PROBLEM TO WORK ON:
Each line below should be written out again exactly.

INFORMATION PROVIDED:
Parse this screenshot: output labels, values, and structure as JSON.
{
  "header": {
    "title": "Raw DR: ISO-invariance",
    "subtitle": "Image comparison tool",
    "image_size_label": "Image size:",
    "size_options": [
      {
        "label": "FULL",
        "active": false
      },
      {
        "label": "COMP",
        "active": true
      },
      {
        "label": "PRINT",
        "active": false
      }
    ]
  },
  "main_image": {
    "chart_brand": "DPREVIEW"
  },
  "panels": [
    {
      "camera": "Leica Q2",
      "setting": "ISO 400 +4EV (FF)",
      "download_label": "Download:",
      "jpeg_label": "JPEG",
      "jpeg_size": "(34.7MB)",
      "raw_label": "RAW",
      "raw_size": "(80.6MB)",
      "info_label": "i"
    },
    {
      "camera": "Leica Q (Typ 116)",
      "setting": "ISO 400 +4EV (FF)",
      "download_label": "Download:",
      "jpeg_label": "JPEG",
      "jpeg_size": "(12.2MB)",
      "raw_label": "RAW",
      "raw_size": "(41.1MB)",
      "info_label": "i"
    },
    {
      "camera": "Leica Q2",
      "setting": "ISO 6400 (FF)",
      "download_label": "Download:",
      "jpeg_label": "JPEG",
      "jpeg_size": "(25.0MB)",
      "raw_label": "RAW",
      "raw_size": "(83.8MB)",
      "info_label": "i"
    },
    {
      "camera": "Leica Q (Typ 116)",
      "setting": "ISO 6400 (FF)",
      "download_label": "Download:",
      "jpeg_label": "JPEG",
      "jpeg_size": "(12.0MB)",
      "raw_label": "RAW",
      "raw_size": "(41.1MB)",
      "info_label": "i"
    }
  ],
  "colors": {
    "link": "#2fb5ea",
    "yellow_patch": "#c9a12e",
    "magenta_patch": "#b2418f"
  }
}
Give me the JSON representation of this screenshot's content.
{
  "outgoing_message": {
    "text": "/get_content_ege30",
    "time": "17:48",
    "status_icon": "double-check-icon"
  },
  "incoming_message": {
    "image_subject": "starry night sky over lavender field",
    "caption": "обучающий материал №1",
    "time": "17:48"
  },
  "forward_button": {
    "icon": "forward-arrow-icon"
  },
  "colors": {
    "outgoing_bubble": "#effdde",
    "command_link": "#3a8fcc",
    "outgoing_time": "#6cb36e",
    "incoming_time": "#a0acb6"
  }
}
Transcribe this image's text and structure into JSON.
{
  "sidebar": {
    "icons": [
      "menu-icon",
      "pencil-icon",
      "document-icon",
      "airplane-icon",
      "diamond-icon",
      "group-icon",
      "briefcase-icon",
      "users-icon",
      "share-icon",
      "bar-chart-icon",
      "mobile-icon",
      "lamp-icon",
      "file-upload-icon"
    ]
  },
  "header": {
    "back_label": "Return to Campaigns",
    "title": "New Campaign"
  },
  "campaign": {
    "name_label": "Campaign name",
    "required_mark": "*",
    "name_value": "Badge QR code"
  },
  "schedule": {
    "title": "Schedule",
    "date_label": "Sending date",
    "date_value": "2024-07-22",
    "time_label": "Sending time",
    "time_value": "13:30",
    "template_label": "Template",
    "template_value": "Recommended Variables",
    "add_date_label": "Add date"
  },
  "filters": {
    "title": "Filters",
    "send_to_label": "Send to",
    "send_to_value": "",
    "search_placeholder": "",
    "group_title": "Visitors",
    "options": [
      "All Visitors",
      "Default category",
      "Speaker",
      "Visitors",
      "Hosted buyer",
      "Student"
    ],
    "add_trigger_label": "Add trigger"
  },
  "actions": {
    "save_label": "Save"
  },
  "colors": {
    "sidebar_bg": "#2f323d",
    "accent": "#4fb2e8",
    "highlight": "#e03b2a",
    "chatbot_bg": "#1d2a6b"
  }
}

EXPECTED OUTPUT:
Parse this screenshot: output labels, values, and structure as JSON.
{
  "header": {
    "title": "Raw DR: ISO-invariance",
    "subtitle": "Image comparison tool",
    "image_size_label": "Image size:",
    "size_options": [
      {
        "label": "FULL",
        "active": false
      },
      {
        "label": "COMP",
        "active": true
      },
      {
        "label": "PRINT",
        "active": false
      }
    ]
  },
  "main_image": {
    "chart_brand": "DPREVIEW"
  },
  "panels": [
    {
      "camera": "Leica Q2",
      "setting": "ISO 400 +4EV (FF)",
      "download_label": "Download:",
      "jpeg_label": "JPEG",
      "jpeg_size": "(34.7MB)",
      "raw_label": "RAW",
      "raw_size": "(80.6MB)",
      "info_label": "i"
    },
    {
      "camera": "Leica Q (Typ 116)",
      "setting": "ISO 400 +4EV (FF)",
      "download_label": "Download:",
      "jpeg_label": "JPEG",
      "jpeg_size": "(12.2MB)",
      "raw_label": "RAW",
      "raw_size": "(41.1MB)",
      "info_label": "i"
    },
    {
      "camera": "Leica Q2",
      "setting": "ISO 6400 (FF)",
      "download_label": "Download:",
      "jpeg_label": "JPEG",
      "jpeg_size": "(25.0MB)",
      "raw_label": "RAW",
      "raw_size": "(83.8MB)",
      "info_label": "i"
    },
    {
      "camera": "Leica Q (Typ 116)",
      "setting": "ISO 6400 (FF)",
      "download_label": "Download:",
      "jpeg_label": "JPEG",
      "jpeg_size": "(12.0MB)",
      "raw_label": "RAW",
      "raw_size": "(41.1MB)",
      "info_label": "i"
    }
  ],
  "colors": {
    "link": "#2fb5ea",
    "yellow_patch": "#c9a12e",
    "magenta_patch": "#b2418f"
  }
}
Give me the JSON representation of this screenshot's content.
{
  "outgoing_message": {
    "text": "/get_content_ege30",
    "time": "17:48",
    "status_icon": "double-check-icon"
  },
  "incoming_message": {
    "image_subject": "starry night sky over lavender field",
    "caption": "обучающий материал №1",
    "time": "17:48"
  },
  "forward_button": {
    "icon": "forward-arrow-icon"
  },
  "colors": {
    "outgoing_bubble": "#effdde",
    "command_link": "#3a8fcc",
    "outgoing_time": "#6cb36e",
    "incoming_time": "#a0acb6"
  }
}
Transcribe this image's text and structure into JSON.
{
  "sidebar": {
    "icons": [
      "menu-icon",
      "pencil-icon",
      "document-icon",
      "airplane-icon",
      "diamond-icon",
      "group-icon",
      "briefcase-icon",
      "users-icon",
      "share-icon",
      "bar-chart-icon",
      "mobile-icon",
      "lamp-icon",
      "file-upload-icon"
    ]
  },
  "header": {
    "back_label": "Return to Campaigns",
    "title": "New Campaign"
  },
  "campaign": {
    "name_label": "Campaign name",
    "required_mark": "*",
    "name_value": "Badge QR code"
  },
  "schedule": {
    "title": "Schedule",
    "date_label": "Sending date",
    "date_value": "2024-07-22",
    "time_label": "Sending time",
    "time_value": "13:30",
    "template_label": "Template",
    "template_value": "Recommended Variables",
    "add_date_label": "Add date"
  },
  "filters": {
    "title": "Filters",
    "send_to_label": "Send to",
    "send_to_value": "",
    "search_placeholder": "",
    "group_title": "Visitors",
    "options": [
      "All Visitors",
      "Default category",
      "Speaker",
      "Visitors",
      "Hosted buyer",
      "Student"
    ],
    "add_trigger_label": "Add trigger"
  },
  "actions": {
    "save_label": "Save"
  },
  "colors": {
    "sidebar_bg": "#2f323d",
    "accent": "#4fb2e8",
    "highlight": "#e03b2a",
    "chatbot_bg": "#1d2a6b"
  }
}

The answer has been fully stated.